Mind your 'p's please. Publishing, professionalism and politics - by the Editor
'WHAT we want is to stop the State being used for the benefit of a small number of individuals at the expense of all the rest.’ Does this sound familiar? This was James Leatham writing in 1927.
These days we are all in the grip of election fever and some of us in the grip of referendum/s fever and somehow to me the whole bandwagon just seems to keep on rolling. And nothing substantial ever changes. Not underneath.
It is certainly a truth beyond cliché that those who do not learn from the past are condemned to repeat it. The more I read of Leatham, the more I realise we have learned very little and we are on an eternal return, with subtle variations maybe, but we still have and still fail on the same problems. In 1927 Leatham is talking about ‘The Living Wage’ about the dangers of ‘individualism’ to society, about failing industry and nationalisation. There is a lot to be learned from his letter to Ramsay MacDonald. And he is not just a carping critic. He offers his ‘progressive’ alternative – collectivism. I cannot help but wonder if this had become more widely adopted whether we might actually have ‘progressed’ and not be condemned to more of the same under a different name or different hat.

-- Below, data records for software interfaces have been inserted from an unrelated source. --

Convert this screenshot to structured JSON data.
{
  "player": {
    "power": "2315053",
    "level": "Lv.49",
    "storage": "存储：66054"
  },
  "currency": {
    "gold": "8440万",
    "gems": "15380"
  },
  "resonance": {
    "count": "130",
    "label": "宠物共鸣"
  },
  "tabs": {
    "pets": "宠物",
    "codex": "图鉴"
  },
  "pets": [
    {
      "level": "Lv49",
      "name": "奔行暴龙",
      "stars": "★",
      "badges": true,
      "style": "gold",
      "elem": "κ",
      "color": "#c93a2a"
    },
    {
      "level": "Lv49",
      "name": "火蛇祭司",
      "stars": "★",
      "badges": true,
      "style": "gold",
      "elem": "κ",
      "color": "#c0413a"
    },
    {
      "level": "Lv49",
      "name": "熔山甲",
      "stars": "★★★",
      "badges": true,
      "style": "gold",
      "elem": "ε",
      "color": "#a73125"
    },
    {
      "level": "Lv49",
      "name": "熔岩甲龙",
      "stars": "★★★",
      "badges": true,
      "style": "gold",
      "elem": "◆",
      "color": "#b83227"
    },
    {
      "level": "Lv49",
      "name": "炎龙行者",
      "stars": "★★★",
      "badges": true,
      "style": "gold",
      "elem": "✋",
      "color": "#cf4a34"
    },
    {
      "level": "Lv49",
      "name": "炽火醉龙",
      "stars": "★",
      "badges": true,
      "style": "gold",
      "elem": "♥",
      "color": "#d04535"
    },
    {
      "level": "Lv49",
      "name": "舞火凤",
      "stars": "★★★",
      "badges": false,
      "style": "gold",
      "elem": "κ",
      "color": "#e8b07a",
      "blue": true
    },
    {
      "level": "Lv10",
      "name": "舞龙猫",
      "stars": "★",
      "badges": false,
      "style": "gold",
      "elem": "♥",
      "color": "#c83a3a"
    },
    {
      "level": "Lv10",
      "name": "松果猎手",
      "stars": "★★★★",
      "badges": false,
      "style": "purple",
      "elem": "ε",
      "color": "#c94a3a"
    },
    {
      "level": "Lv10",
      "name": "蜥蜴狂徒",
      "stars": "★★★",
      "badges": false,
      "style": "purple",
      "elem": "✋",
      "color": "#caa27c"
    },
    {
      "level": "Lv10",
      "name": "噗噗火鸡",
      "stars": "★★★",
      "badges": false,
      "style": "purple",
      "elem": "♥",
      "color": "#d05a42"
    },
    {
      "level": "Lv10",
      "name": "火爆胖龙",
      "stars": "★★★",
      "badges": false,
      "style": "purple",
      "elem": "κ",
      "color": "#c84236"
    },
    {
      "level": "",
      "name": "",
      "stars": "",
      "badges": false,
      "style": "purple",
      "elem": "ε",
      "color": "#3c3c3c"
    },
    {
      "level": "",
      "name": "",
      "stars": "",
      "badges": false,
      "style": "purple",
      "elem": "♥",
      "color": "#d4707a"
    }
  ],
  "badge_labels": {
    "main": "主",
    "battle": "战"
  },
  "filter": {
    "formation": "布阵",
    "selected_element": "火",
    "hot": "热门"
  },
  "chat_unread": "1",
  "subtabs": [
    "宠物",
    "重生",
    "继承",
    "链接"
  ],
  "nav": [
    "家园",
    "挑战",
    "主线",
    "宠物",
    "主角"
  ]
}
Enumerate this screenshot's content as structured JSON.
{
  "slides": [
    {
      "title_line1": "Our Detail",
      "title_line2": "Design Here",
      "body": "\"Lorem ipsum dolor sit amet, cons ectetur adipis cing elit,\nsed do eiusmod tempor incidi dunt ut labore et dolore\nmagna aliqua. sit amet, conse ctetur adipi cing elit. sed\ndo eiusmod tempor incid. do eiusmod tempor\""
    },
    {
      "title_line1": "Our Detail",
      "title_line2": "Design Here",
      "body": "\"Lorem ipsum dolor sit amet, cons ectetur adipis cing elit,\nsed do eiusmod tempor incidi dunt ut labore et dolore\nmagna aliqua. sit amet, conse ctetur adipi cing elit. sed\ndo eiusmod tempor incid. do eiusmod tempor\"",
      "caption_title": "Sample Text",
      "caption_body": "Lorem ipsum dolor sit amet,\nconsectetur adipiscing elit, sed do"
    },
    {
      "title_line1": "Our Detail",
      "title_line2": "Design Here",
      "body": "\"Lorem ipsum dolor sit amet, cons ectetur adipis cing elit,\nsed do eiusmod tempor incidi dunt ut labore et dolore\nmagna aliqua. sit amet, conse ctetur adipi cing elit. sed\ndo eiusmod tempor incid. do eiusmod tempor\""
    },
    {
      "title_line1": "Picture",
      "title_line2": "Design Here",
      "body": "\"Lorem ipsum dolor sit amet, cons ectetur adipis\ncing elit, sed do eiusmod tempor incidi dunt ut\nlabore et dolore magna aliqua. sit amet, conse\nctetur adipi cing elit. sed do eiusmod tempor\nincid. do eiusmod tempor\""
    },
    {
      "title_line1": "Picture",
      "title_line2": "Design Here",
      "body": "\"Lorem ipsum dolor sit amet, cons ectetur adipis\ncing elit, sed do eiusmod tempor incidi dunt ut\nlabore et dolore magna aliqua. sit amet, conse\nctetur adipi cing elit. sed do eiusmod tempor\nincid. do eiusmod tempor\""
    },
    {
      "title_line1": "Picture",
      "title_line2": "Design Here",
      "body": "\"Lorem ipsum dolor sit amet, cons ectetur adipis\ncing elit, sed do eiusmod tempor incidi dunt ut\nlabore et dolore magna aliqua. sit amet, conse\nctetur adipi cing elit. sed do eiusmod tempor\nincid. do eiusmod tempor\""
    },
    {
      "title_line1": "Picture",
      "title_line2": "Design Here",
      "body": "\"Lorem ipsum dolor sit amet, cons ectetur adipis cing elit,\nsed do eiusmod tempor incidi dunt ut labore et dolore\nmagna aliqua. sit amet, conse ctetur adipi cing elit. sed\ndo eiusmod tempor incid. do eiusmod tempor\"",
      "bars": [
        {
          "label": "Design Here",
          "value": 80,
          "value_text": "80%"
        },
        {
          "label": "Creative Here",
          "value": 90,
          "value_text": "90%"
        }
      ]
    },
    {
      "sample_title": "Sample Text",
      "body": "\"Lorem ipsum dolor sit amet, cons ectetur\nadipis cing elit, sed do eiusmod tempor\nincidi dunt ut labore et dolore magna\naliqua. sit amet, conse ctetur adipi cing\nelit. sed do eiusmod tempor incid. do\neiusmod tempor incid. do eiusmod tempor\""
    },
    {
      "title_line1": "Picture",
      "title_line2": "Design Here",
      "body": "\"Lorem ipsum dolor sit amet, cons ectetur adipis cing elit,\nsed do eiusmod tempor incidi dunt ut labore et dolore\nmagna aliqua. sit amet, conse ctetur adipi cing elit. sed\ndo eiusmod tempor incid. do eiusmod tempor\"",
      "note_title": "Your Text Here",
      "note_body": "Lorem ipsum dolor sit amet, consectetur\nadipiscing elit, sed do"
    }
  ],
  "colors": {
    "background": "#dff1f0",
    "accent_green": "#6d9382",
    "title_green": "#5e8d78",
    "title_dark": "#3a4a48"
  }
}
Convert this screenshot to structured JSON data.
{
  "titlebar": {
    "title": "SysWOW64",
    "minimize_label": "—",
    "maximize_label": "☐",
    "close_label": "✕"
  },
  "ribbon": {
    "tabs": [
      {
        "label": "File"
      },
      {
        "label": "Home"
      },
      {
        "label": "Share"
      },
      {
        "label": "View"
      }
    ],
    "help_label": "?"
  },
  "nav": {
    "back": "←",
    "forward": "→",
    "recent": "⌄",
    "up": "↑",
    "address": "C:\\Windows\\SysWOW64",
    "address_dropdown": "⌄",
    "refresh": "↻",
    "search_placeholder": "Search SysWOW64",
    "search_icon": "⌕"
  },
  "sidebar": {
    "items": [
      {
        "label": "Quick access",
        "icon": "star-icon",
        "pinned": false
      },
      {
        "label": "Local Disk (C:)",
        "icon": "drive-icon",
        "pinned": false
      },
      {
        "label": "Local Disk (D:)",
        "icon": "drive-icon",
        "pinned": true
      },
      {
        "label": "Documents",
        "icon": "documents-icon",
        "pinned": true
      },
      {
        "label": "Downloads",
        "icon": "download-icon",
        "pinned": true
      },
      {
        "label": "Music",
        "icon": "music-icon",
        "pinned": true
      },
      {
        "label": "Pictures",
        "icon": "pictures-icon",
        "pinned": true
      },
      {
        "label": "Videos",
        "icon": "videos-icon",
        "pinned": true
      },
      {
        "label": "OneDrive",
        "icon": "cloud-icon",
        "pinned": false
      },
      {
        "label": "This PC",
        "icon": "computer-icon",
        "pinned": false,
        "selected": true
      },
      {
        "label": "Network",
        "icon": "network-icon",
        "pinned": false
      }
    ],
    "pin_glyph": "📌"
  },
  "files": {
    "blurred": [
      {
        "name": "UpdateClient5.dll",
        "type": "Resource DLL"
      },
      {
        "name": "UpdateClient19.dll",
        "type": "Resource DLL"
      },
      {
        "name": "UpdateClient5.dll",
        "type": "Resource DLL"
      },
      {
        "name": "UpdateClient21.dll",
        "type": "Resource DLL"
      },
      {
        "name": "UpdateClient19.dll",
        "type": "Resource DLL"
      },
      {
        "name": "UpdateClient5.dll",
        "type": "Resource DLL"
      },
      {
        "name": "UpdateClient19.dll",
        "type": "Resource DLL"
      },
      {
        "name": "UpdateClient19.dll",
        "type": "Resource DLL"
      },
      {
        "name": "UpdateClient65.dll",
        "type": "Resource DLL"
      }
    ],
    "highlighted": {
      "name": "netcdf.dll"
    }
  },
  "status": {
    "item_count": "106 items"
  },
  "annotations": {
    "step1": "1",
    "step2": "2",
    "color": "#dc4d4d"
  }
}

As Leatham says:
It is not the Collectivist who is the heretic and rebel, but those who would keep society a chaos of warring atoms, each secreting with feeble greed and stupid jealousy for itself, and incapable of co-operating for the grander results of associated effort in which man diminishes his disabilities and increases his powers a millionfold.
Moving from politics to professionalism (in the fields of writing and publishing) this month also sees me to some degree in agreement with Virginia Woolfe. This is a rare, and for me fairly frightening experience. Of course I don’t agree with all she says, but her comments in ‘The Common Reader’ do offer some resonance of sense. Well worth a read. And if our new Gateway teaches you nothing else, I hope it will encourage you to read critically and think about the views which you disagree with in the content as well as those you find agreeable. This is the way to progress surely?
Those on the margins, both of writing and publishing find themselves invisible in the face of the might of the mainstream marketing mania. Perhaps this is because there is a fundamental conflict between the notion of commodification/commercialisation of culture and the creativity it is born out of. Writers such as Brendan Gisby, (writer of this month's story The Patriot Game) are quite cognisant of the fact that they will never be the next big thing (and in fact, most don't wish for that dubious accolade anyway). Instead they are ‘doing it’ themselves. Not ‘for’ themselves and not always ‘by’ themselves but ‘as’ themselves at least – offering an alternative view not only of publishing but of the purposes and possibilities of writing itself in our progressively virtual world.
If you keep yourself firmly in the mainstream you are missing out on many both interesting and important things – that goes for writing as well as other things. And being hung up on an outmoded notion of ‘professionalism’ which is really just a way to keep the elite in their ivory towers is one of the great lies of our time. Professionalism, for me, is more a state of mind than a state of the bank balance. The survival of the fittest is not a simple affair. Are we evolving?
In ‘Was Darwin Right?’ Leatham addresses this question in a range of interesting ways. Considering Nature versus nurture and the ‘success’ of life due to natural selection, all of these evolutionary or may we say ‘progressive’ theories can be applied to more than simply the biology of species. Leatham doesn’t shy away from applying the principles to society and morality. There’s a lot of controversy in what he says but it’s well worth reading without prejudice, if nothing else, to test the openness of one’s mind! You will probably draw different conclusions from it to me and you may not see some of the connections I have seen – but I’m leaving it up to you to read the articles in this month’s Gateway and work out how they ‘connect’ for you!
To find past articles please use monthly archives.